Is there a generational divide in the Catholic Church in how sin and forgiveness are understood? A journalist who covered the 2018 synod on young people investigates
Several months ago, before the lockdown made such occasions impossible, my mother and I attended the ordination of a young man. Later, we recounted how joyful it had been, and how happy and relaxed every Tom, Deacon and Harry was at the celebration afterwards.
“Who knew priests could be so friendly?” my mother said.
I was puzzled. “What do you mean?” I asked. I respect the priests I know, of course, but it had never occurred to me to treat them differently to other colleagues, teachers or friends.
“Well,” my Mum said. “I would never have spoken to priests like you do.”
Thinking more about this, I decided to investigate the part fear played in the faith of Catholics of different generations. Let’s start with the post-war generation often brought up in weekly-Massgoing Catholic families and who learnt the faith in Catholic schools.
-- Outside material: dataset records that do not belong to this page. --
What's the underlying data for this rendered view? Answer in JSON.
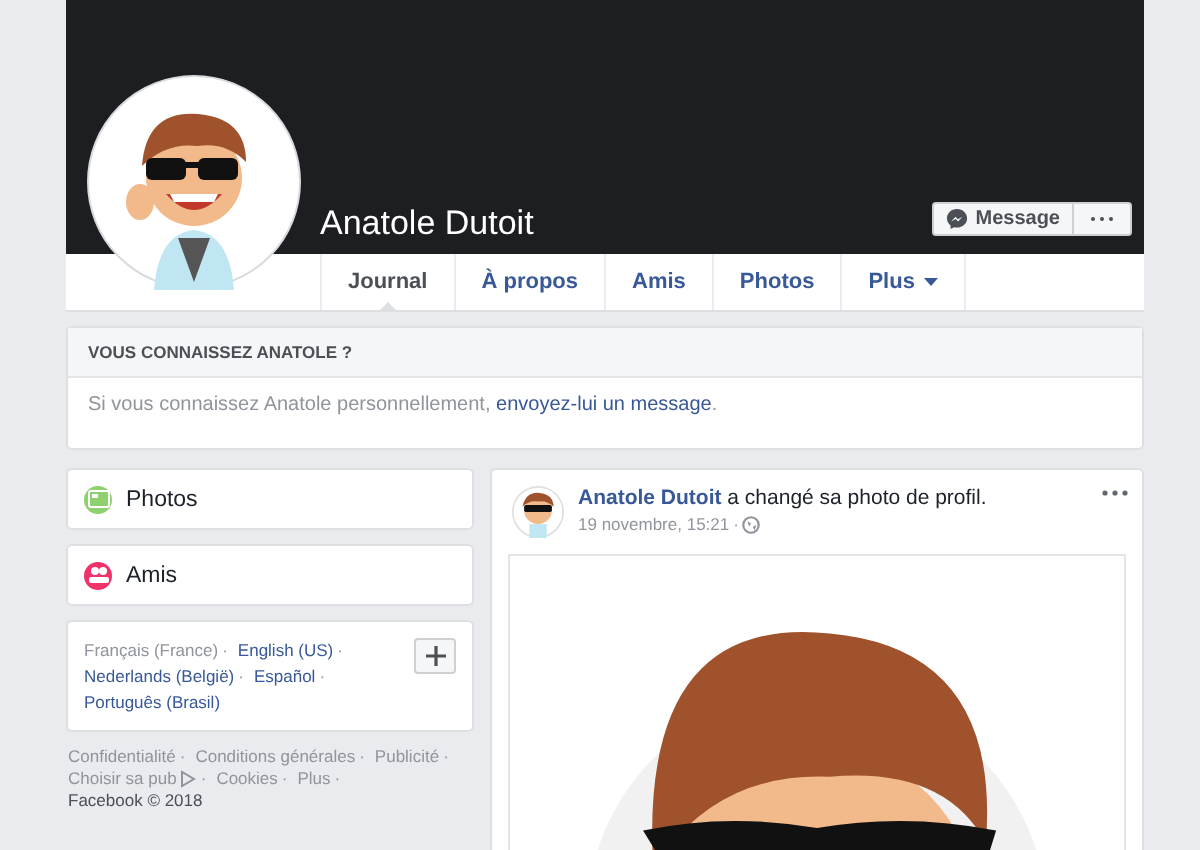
{
  "profile": {
    "name": "Anatole Dutoit",
    "message_button": "Message",
    "tabs": [
      {
        "label": "Journal",
        "selected": true,
        "dropdown": false
      },
      {
        "label": "À propos",
        "selected": false,
        "dropdown": false
      },
      {
        "label": "Amis",
        "selected": false,
        "dropdown": false
      },
      {
        "label": "Photos",
        "selected": false,
        "dropdown": false
      },
      {
        "label": "Plus",
        "selected": false,
        "dropdown": true
      }
    ]
  },
  "notice": {
    "title": "VOUS CONNAISSEZ ANATOLE ?",
    "text": "Si vous connaissez Anatole personnellement, ",
    "link": "envoyez-lui un message",
    "end": "."
  },
  "sidebar": {
    "items": [
      {
        "label": "Photos",
        "kind": "photos",
        "color": "#8ed16e"
      },
      {
        "label": "Amis",
        "kind": "friends",
        "color": "#f0326a"
      }
    ]
  },
  "separator": "·",
  "languages": [
    {
      "label": "Français (France)",
      "selected": true
    },
    {
      "label": "English (US)",
      "selected": false
    },
    {
      "label": "Nederlands (België)",
      "selected": false
    },
    {
      "label": "Español",
      "selected": false
    },
    {
      "label": "Português (Brasil)",
      "selected": false
    }
  ],
  "footer": {
    "links": [
      {
        "label": "Confidentialité",
        "adchoices": false
      },
      {
        "label": "Conditions générales",
        "adchoices": false
      },
      {
        "label": "Publicité",
        "adchoices": false
      },
      {
        "label": "Choisir sa pub",
        "adchoices": true
      },
      {
        "label": "Cookies",
        "adchoices": false
      },
      {
        "label": "Plus",
        "adchoices": false
      }
    ],
    "copyright": "Facebook © 2018"
  },
  "post": {
    "author": "Anatole Dutoit",
    "action": "a changé sa photo de profil.",
    "time": "19 novembre, 15:21"
  }
}
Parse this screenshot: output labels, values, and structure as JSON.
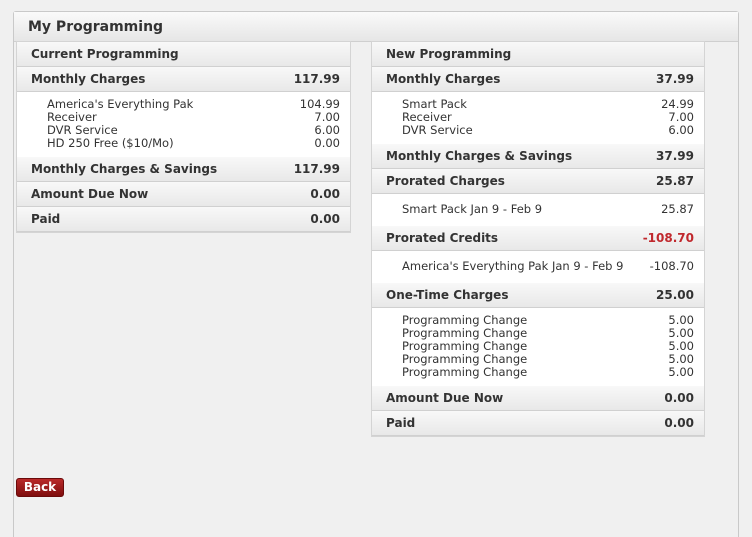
{
  "page": {
    "title": "My Programming"
  },
  "current": {
    "title": "Current Programming",
    "monthly": {
      "label": "Monthly Charges",
      "amount": "117.99"
    },
    "items": [
      {
        "name": "America's Everything Pak",
        "amount": "104.99"
      },
      {
        "name": "Receiver",
        "amount": "7.00"
      },
      {
        "name": "DVR Service",
        "amount": "6.00"
      },
      {
        "name": "HD 250 Free ($10/Mo)",
        "amount": "0.00"
      }
    ],
    "savings": {
      "label": "Monthly Charges & Savings",
      "amount": "117.99"
    },
    "due": {
      "label": "Amount Due Now",
      "amount": "0.00"
    },
    "paid": {
      "label": "Paid",
      "amount": "0.00"
    }
  },
  "new": {
    "title": "New Programming",
    "monthly": {
      "label": "Monthly Charges",
      "amount": "37.99"
    },
    "items": [
      {
        "name": "Smart Pack",
        "amount": "24.99"
      },
      {
        "name": "Receiver",
        "amount": "7.00"
      },
      {
        "name": "DVR Service",
        "amount": "6.00"
      }
    ],
    "savings": {
      "label": "Monthly Charges & Savings",
      "amount": "37.99"
    },
    "prorated_charges": {
      "label": "Prorated Charges",
      "amount": "25.87"
    },
    "prorated_charge_items": [
      {
        "name": "Smart Pack Jan 9 - Feb 9",
        "amount": "25.87"
      }
    ],
    "prorated_credits": {
      "label": "Prorated Credits",
      "amount": "-108.70"
    },
    "prorated_credit_items": [
      {
        "name": "America's Everything Pak Jan 9 - Feb 9",
        "amount": "-108.70"
      }
    ],
    "one_time": {
      "label": "One-Time Charges",
      "amount": "25.00"
    },
    "one_time_items": [
      {
        "name": "Programming Change",
        "amount": "5.00"
      },
      {
        "name": "Programming Change",
        "amount": "5.00"
      },
      {
        "name": "Programming Change",
        "amount": "5.00"
      },
      {
        "name": "Programming Change",
        "amount": "5.00"
      },
      {
        "name": "Programming Change",
        "amount": "5.00"
      }
    ],
    "due": {
      "label": "Amount Due Now",
      "amount": "0.00"
    },
    "paid": {
      "label": "Paid",
      "amount": "0.00"
    }
  },
  "actions": {
    "back_label": "Back"
  },
  "colors": {
    "negative": "#c0282d",
    "button": "#9b1c1c"
  }
}
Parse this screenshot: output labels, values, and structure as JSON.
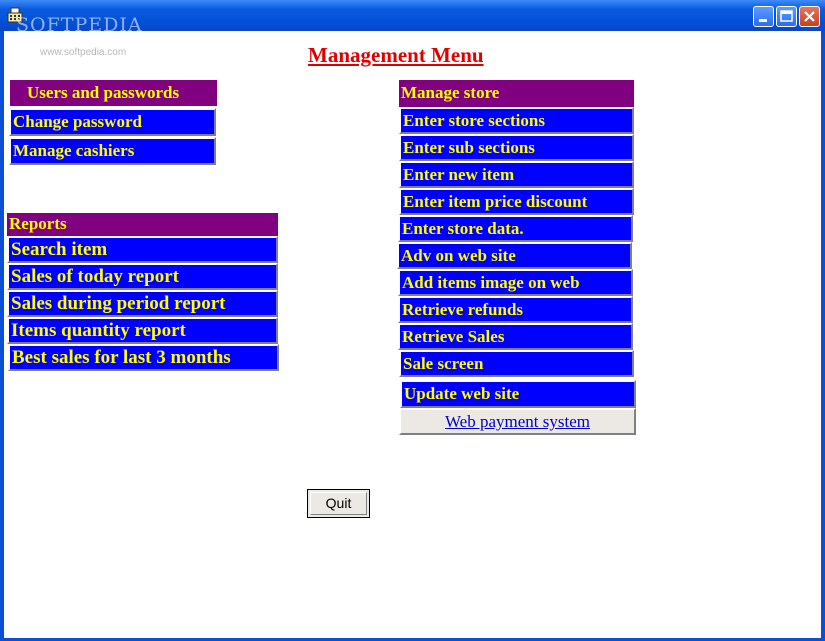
{
  "window": {
    "watermark": "SOFTPEDIA",
    "watermark_url": "www.softpedia.com",
    "controls": [
      "minimize-icon",
      "maximize-icon",
      "close-icon"
    ]
  },
  "page": {
    "title": "Management Menu"
  },
  "users_panel": {
    "header": "Users and passwords",
    "items": [
      "Change password",
      "Manage cashiers"
    ]
  },
  "reports_panel": {
    "header": "Reports",
    "items": [
      "Search item",
      "Sales of today report",
      "Sales during period report",
      "Items quantity report",
      "Best sales for last 3 months"
    ]
  },
  "store_panel": {
    "header": "Manage store",
    "items": [
      "Enter store sections",
      "Enter sub sections",
      "Enter new item",
      "Enter item price discount",
      "Enter store data.",
      "Adv on web site",
      "Add items image on web",
      "Retrieve refunds",
      "Retrieve Sales",
      "Sale screen",
      "Update web site"
    ],
    "web_link": "Web payment system"
  },
  "quit_label": "Quit",
  "colors": {
    "menu_bg": "#0000ff",
    "menu_text": "#ffff00",
    "header_bg": "#800080",
    "title": "#e00000"
  }
}
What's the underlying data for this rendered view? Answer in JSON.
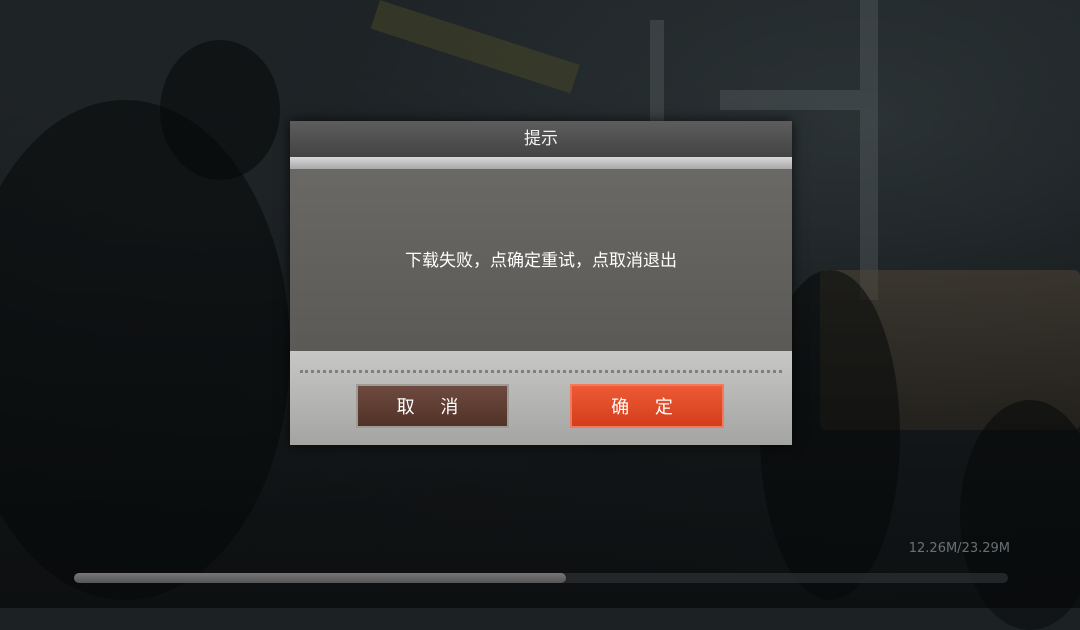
{
  "dialog": {
    "title": "提示",
    "message": "下载失败，点确定重试，点取消退出",
    "cancel_label": "取 消",
    "confirm_label": "确 定"
  },
  "download": {
    "size_text": "12.26M/23.29M",
    "progress_fraction": 0.5264
  },
  "colors": {
    "confirm_button": "#e4492a",
    "cancel_button": "#5f3e34",
    "dialog_body": "#63615d"
  }
}
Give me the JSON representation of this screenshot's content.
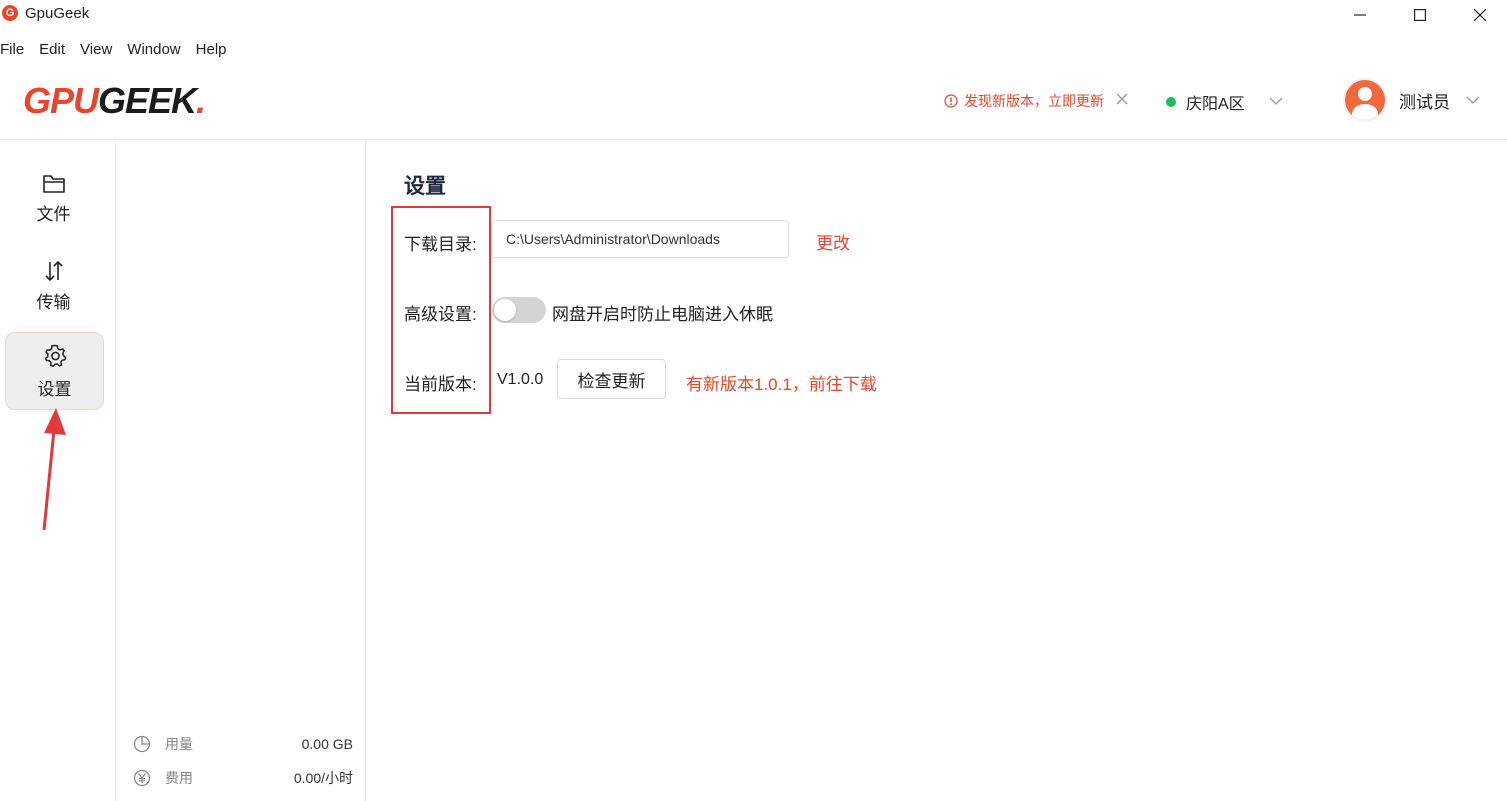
{
  "window": {
    "title": "GpuGeek",
    "icon_letter": "G"
  },
  "menubar": [
    "File",
    "Edit",
    "View",
    "Window",
    "Help"
  ],
  "header": {
    "logo_gpu": "GPU",
    "logo_geek": "GEEK",
    "logo_dot": ".",
    "update_notice": "发现新版本，立即更新",
    "region": "庆阳A区",
    "user_name": "测试员"
  },
  "rail": {
    "files": "文件",
    "transfer": "传输",
    "settings": "设置"
  },
  "stats": {
    "usage_label": "用量",
    "usage_value": "0.00 GB",
    "cost_label": "费用",
    "cost_value": "0.00/小时"
  },
  "settings": {
    "title": "设置",
    "download_dir_label": "下载目录:",
    "download_dir_value": "C:\\Users\\Administrator\\Downloads",
    "change_link": "更改",
    "advanced_label": "高级设置:",
    "prevent_sleep_label": "网盘开启时防止电脑进入休眠",
    "prevent_sleep_enabled": false,
    "version_label": "当前版本:",
    "version_value": "V1.0.0",
    "check_update_button": "检查更新",
    "new_version_notice": "有新版本1.0.1，前往下载"
  },
  "colors": {
    "accent": "#e8452c",
    "online": "#1fbd5a",
    "annotation": "#e03a3a"
  }
}
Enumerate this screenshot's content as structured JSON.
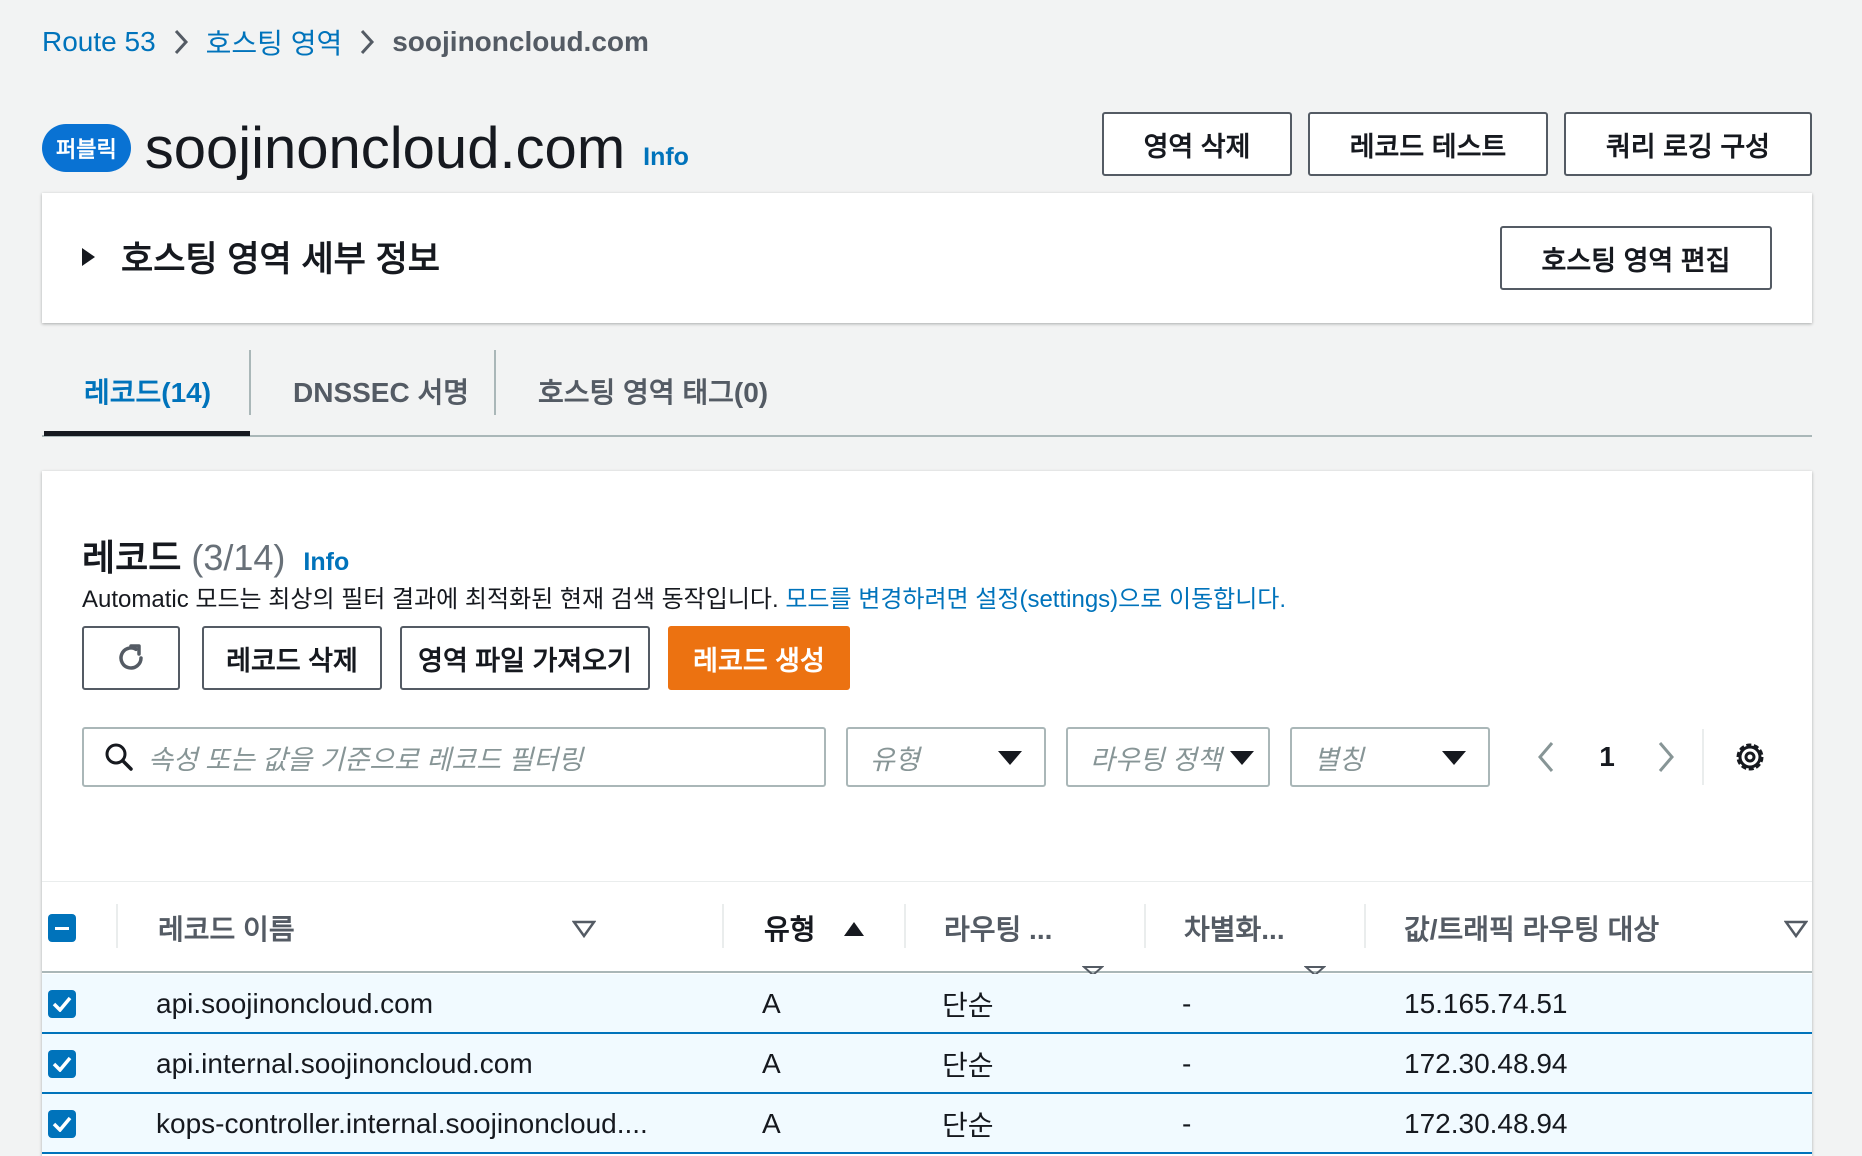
{
  "breadcrumb": {
    "items": [
      "Route 53",
      "호스팅 영역"
    ],
    "current": "soojinoncloud.com"
  },
  "header": {
    "badge": "퍼블릭",
    "title": "soojinoncloud.com",
    "info": "Info",
    "buttons": {
      "delete_zone": "영역 삭제",
      "test_record": "레코드 테스트",
      "query_logging": "쿼리 로깅 구성"
    }
  },
  "details": {
    "title": "호스팅 영역 세부 정보",
    "edit_button": "호스팅 영역 편집"
  },
  "tabs": [
    {
      "label": "레코드(14)",
      "active": true
    },
    {
      "label": "DNSSEC 서명",
      "active": false
    },
    {
      "label": "호스팅 영역 태그(0)",
      "active": false
    }
  ],
  "records": {
    "title": "레코드",
    "count": "(3/14)",
    "info": "Info",
    "description": "Automatic 모드는 최상의 필터 결과에 최적화된 현재 검색 동작입니다.",
    "description_link": "모드를 변경하려면 설정(settings)으로 이동합니다.",
    "buttons": {
      "delete": "레코드 삭제",
      "import": "영역 파일 가져오기",
      "create": "레코드 생성"
    },
    "search_placeholder": "속성 또는 값을 기준으로 레코드 필터링",
    "filters": {
      "type": "유형",
      "routing": "라우팅 정책",
      "alias": "별칭"
    },
    "page": "1",
    "columns": {
      "name": "레코드 이름",
      "type": "유형",
      "routing": "라우팅 ...",
      "differentiator": "차별화...",
      "value": "값/트래픽 라우팅 대상"
    },
    "rows": [
      {
        "name": "api.soojinoncloud.com",
        "type": "A",
        "routing": "단순",
        "differentiator": "-",
        "value": "15.165.74.51",
        "checked": true
      },
      {
        "name": "api.internal.soojinoncloud.com",
        "type": "A",
        "routing": "단순",
        "differentiator": "-",
        "value": "172.30.48.94",
        "checked": true
      },
      {
        "name": "kops-controller.internal.soojinoncloud....",
        "type": "A",
        "routing": "단순",
        "differentiator": "-",
        "value": "172.30.48.94",
        "checked": true
      }
    ]
  },
  "colors": {
    "link": "#0073bb",
    "primary": "#ec7211",
    "badge": "#0972d3"
  }
}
Let’s call them “the fearful”. My mother, a cradle Catholic now in her sixties, tells me: “We were taught to be fearful of the consequence of sin, which was not only that you would go to hell, but that you would feel the shame of it in this life.”